Take this fact with you as you read all the other comments about pronunciation on this page. ...See? :)
"One oh four, zero one eighty"
(Not to say that TC itself is bad, but unexpected/accidental TC is normally a sign of bad omen)
> NSF music files, on the other hands, are played by actually emulating the NES CPU and sound hardware in real time. Is that cool or what? The gstreamer plug-in creates a virtual 6502 CPU hardware environment and then plays the music by running a bit of 6502 code for a little while and then looking at the resulting values in the virtualized sound hardware registers and then rendering some sound samples based on that.
That was surprisingly simple, if a bit mind-bending.
I think just looking at that hurt my brain.
Maybe once I've got a grip on assembler?
You could get access to their email. You could steal their private SSH keys. Steal the browser's cookie cache. Get access to their password manager. Pull API keys out of private code bases. etc.
So I wouldn't shrug it off.
There are many parallels here to the libstagefright media codec vulnerabilites that were big news in the Android world back in 2015 - the primary problem seems to be remote code execution, not privilege escalation.
That probably wouldn't be too hard. Local privilege escalation seems to be a lot easier to accomplish. It's harder to secure a system from code running on it than from data coming in from the outside. It's sort of a bigger version of the article's suggestion to "watch out for scripting in unexpected places!"
You also don't necessarily need privilege escalation to do a lot of damage. If the media player isn't sandboxed in some way, then it'll have full privileges to access all your user's files. Traditional UNIX permissions means that you need special access in order to write to the kernel, but not to read your e-mails or that spreadsheet you have with your bank account details.
Bear in mind the victim doesn't need to OPEN the .mp3 file... See the part of the article about the 'auto thumbnail' feature.
I would guess that a crafty attacker could package additional content inside the mp3 file, perhaps some local privilege escalation code...
But for practical purposes, running a botnet as a user and running a botnet as root end up accomplishing about the same thing.
i'm loath to download and execute the test file though.
while i'm almost completely sure this post is legit, i also don't want to delete the gstreamer-0.1 in case it trashes something important. think of trolls recommending the deletion of system32 to speed up the system and free disk space.
can i remove this safely? is there more information from another credible source?
Don't delete gstreamer-0.10, because many things rely on it. It is however safe to delete libgstnsf.so.
Any different version of Ubuntu (such as 14.04.anything), will have a different glibc binary.
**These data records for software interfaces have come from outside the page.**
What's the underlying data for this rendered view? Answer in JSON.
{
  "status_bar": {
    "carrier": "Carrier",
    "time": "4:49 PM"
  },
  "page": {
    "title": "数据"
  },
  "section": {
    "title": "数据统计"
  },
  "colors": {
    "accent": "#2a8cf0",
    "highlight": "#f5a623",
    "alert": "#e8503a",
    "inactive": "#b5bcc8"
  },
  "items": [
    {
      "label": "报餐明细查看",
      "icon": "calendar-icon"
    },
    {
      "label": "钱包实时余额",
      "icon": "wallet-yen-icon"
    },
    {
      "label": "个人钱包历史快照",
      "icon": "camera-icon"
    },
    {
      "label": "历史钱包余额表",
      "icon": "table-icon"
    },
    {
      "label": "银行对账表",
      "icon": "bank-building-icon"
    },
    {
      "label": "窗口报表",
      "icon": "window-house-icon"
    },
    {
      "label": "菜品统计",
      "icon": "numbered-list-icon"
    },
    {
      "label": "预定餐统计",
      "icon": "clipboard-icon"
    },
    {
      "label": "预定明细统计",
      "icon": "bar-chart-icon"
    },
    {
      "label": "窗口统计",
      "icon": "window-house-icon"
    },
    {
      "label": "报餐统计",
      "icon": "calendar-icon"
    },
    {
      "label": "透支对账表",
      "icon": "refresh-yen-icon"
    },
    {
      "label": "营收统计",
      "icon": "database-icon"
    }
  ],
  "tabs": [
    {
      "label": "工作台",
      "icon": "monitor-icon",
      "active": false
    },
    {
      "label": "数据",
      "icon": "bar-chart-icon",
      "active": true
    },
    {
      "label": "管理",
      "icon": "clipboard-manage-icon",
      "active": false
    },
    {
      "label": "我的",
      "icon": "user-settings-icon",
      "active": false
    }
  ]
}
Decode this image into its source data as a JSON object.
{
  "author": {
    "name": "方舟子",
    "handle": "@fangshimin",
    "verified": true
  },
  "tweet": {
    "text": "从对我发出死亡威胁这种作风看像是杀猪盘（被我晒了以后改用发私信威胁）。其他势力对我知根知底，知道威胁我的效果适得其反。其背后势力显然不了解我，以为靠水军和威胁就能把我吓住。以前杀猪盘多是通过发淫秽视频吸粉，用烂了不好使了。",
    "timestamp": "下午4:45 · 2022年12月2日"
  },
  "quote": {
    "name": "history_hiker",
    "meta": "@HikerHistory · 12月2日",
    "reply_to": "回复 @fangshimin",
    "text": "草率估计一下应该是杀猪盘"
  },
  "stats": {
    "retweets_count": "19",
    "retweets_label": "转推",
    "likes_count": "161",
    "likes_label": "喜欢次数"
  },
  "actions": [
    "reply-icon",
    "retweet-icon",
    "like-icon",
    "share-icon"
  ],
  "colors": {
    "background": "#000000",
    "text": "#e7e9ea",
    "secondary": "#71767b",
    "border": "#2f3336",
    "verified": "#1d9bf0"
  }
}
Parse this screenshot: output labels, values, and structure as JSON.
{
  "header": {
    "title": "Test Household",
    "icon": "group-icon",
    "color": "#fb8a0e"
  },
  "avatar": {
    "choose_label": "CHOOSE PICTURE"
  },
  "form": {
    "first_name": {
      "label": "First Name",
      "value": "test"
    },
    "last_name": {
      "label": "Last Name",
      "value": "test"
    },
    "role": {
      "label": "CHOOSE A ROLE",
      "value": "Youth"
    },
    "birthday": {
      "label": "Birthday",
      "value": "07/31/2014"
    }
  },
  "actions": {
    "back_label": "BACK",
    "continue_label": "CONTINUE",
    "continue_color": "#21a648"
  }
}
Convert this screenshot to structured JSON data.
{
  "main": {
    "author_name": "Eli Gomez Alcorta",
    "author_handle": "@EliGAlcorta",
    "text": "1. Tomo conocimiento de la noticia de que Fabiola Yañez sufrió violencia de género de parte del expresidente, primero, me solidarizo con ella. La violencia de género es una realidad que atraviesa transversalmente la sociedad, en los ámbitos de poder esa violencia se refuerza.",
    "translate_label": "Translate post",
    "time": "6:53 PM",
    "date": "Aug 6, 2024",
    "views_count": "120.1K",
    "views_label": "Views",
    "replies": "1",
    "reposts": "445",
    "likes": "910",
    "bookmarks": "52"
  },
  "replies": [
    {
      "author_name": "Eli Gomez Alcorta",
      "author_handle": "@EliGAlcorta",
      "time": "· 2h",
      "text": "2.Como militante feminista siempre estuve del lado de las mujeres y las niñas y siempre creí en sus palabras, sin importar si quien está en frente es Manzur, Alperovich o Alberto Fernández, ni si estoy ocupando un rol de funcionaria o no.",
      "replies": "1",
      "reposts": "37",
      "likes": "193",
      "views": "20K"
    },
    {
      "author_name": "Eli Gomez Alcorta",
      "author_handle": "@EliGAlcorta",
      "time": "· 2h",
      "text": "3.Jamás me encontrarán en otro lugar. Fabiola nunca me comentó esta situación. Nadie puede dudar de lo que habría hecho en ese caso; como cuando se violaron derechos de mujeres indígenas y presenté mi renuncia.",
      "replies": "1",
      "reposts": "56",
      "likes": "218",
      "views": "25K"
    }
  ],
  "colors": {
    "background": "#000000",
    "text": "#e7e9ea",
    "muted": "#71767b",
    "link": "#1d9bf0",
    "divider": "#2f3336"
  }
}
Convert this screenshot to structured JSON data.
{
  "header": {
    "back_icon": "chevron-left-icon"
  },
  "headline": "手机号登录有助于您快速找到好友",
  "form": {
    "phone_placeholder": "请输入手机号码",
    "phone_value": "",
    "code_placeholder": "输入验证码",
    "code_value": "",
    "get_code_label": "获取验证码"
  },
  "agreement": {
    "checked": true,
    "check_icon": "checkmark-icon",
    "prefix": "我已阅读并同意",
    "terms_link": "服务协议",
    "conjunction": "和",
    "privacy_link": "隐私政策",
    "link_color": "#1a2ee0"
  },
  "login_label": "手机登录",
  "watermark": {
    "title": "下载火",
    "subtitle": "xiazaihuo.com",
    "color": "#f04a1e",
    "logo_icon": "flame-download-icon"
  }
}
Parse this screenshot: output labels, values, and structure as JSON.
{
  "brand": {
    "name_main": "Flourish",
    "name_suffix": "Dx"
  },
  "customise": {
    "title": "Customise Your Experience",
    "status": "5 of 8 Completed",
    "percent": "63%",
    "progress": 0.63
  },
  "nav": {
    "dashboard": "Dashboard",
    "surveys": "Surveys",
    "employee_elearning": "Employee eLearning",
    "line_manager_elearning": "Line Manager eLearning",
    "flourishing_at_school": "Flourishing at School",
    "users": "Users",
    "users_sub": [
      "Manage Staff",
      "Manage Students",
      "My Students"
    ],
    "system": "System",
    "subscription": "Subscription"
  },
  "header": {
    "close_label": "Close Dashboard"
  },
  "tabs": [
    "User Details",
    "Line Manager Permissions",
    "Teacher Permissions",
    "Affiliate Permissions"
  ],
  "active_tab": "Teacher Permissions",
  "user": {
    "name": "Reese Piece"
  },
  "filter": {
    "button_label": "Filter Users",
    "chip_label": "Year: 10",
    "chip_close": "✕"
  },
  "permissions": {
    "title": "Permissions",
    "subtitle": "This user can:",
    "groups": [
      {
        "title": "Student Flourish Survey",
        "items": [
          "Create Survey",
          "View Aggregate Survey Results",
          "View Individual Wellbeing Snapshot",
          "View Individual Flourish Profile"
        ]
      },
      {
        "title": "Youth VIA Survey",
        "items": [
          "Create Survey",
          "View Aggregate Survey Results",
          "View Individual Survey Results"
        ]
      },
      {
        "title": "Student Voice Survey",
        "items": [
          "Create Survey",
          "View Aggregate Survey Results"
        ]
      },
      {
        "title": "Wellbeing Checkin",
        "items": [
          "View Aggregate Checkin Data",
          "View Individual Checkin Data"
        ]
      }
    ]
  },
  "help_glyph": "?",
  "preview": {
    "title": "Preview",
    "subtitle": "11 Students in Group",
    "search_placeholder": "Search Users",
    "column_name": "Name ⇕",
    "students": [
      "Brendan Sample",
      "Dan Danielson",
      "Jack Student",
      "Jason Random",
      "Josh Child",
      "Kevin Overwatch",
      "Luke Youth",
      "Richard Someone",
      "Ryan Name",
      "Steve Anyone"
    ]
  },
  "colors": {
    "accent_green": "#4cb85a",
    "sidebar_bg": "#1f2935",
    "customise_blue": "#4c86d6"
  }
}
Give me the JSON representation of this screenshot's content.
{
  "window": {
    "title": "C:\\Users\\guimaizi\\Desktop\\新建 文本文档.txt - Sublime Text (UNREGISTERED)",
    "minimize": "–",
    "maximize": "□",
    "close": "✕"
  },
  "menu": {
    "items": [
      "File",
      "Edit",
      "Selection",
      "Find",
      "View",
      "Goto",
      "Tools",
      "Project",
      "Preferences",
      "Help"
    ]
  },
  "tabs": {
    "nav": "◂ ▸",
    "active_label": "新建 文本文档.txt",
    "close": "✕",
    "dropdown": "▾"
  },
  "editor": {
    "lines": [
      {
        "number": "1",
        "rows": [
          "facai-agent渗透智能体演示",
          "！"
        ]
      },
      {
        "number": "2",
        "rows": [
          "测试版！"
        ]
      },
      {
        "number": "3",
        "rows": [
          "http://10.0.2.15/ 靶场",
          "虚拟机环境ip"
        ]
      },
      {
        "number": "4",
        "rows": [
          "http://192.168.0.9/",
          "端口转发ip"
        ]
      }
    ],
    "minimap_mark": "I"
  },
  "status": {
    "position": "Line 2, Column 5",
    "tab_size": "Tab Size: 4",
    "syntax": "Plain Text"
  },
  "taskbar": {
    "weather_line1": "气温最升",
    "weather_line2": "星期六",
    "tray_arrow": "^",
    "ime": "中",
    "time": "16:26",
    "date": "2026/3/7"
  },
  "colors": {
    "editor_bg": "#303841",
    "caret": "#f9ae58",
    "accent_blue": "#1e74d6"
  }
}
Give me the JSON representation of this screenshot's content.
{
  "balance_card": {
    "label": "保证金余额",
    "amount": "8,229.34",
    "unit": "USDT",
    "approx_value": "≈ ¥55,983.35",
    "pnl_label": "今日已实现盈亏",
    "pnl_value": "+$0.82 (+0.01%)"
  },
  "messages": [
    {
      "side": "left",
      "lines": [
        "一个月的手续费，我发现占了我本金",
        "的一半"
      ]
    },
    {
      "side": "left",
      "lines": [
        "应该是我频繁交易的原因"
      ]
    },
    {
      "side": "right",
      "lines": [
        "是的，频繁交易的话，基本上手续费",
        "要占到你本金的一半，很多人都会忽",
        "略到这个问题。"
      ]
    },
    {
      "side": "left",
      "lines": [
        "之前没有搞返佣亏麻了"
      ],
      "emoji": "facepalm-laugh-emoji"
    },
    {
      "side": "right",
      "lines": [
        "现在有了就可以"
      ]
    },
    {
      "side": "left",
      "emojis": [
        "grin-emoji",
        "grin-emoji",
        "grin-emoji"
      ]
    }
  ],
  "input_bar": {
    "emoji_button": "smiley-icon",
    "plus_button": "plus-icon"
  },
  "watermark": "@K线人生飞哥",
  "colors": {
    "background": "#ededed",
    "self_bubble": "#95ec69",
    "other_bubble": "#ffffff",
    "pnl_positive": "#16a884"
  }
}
Among other issues, the exploit has a hard coded offset of the delta between the memset() and system() functions inside glibc. This offset will only be valid against the glibc binary for 12.04.5. With more work, the exploit could be modified to dynamically calculate the correct offset for almost any version of glibc.
If the offset is invalid, you're likely to still get a crash, just no calculator. So the presence of a crash or not can be used to determine trouble vs. ok.
That said, Ubuntu 14.04 isn't too badly affected. It does come with gstreamer-0.10, but it does not appear to be used for much. As far as I could tell, gstreamer-1.0 is used for the most important stuff (totem, totem-video-thumbnailer, etc.).
sudo rm /usr/lib/x86_64-linux-gnu/gstreamer-0.10/libgstnsf.so
gstreamer0.10-plugins-bad gstreamer0.10-plugins-bad-multiverse gstreamer1.0-plugins-bad gstreamer1.0-plugins-bad-faad gstreamer1.0-plugins-bad-videoparsers libgstreamer-plugins-bad0.10-0 libgstreamer-plugins-bad1.0-0
Next you'll be telling me mplayer is riddled with vulnerabilities too...
2) Why suggest a prompt that doesn’t give the user an understanding of what they are being asked and why it matters?
People think in ways of making things simple and easy, but you end up harming people. It's a leaky abstraction of trust.
This would fall into the same category. You don't expect risk from a MP3. But then it's not an MP3, it's a NSF.